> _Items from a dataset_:
━━━━━━━━━━━━━━━━

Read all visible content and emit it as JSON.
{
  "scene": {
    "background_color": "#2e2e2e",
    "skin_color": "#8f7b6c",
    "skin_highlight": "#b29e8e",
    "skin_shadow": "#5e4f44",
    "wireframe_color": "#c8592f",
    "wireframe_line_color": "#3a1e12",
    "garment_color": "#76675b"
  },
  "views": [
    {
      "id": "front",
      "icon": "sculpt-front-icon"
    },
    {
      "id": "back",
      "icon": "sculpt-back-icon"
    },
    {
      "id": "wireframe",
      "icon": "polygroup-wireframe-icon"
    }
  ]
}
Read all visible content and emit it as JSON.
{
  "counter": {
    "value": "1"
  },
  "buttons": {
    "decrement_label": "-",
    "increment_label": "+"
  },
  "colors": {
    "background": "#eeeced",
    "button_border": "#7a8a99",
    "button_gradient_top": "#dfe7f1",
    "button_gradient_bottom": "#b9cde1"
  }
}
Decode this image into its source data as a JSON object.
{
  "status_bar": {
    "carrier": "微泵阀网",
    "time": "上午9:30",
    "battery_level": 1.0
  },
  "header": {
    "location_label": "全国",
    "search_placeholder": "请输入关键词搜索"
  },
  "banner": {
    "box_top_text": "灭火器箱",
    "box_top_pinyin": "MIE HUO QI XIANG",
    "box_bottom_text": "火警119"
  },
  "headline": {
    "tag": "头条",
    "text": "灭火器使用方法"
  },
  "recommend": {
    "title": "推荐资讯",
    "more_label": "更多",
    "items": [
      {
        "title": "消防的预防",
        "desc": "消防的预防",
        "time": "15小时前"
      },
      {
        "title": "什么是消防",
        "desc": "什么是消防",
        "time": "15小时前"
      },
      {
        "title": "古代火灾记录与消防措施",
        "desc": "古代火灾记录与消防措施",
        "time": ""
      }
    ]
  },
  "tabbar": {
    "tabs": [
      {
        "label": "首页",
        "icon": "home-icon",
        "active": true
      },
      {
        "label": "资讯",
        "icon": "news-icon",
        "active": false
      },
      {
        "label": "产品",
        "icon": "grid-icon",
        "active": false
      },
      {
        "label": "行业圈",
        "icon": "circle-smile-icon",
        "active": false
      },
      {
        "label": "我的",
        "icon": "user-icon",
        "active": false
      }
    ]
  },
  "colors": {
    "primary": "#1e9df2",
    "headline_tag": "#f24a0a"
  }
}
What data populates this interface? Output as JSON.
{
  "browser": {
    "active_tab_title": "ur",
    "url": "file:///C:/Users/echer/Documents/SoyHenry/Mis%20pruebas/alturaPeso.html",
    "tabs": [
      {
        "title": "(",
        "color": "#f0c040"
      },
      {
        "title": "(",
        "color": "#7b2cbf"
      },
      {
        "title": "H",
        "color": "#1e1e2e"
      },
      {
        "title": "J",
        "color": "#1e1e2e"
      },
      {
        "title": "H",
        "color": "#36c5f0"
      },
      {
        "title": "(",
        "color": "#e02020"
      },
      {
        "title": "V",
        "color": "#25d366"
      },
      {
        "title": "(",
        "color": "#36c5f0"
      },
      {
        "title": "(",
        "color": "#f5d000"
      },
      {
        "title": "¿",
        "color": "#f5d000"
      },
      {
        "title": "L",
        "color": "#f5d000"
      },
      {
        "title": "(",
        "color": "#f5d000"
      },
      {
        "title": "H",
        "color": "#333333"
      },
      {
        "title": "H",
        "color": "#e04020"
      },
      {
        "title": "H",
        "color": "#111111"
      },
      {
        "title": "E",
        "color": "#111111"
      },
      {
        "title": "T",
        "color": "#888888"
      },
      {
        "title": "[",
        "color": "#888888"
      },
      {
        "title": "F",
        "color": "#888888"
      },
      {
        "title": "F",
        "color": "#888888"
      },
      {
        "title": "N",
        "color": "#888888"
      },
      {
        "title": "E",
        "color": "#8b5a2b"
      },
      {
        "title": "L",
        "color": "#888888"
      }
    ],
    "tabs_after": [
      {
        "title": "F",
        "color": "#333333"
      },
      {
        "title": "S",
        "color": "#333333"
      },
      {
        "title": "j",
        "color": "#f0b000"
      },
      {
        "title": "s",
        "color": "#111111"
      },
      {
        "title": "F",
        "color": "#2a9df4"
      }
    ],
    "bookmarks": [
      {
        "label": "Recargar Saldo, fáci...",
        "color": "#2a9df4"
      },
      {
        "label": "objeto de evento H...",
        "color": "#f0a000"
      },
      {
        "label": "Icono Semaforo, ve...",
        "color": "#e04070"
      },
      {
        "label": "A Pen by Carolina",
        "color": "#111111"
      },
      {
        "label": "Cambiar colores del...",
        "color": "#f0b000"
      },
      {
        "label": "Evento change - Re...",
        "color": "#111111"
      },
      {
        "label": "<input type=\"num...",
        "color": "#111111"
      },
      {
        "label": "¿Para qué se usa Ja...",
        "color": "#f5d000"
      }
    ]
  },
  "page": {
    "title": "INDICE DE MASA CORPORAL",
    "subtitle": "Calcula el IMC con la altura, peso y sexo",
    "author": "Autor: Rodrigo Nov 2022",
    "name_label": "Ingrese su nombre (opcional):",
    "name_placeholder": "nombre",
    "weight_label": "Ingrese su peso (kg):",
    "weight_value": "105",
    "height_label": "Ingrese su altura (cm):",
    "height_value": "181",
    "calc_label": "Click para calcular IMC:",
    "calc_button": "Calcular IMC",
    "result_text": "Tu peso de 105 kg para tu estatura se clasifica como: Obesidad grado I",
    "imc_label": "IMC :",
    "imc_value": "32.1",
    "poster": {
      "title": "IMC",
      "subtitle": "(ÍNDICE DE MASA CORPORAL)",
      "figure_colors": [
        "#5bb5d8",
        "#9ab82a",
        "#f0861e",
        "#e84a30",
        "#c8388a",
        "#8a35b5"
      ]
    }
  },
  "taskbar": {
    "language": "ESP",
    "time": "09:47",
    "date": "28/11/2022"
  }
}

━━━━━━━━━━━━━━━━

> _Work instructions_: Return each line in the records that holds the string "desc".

> _Solution to this exercise_:
        "desc": "消防的预防",
        "desc": "什么是消防",
        "desc": "古代火灾记录与消防措施",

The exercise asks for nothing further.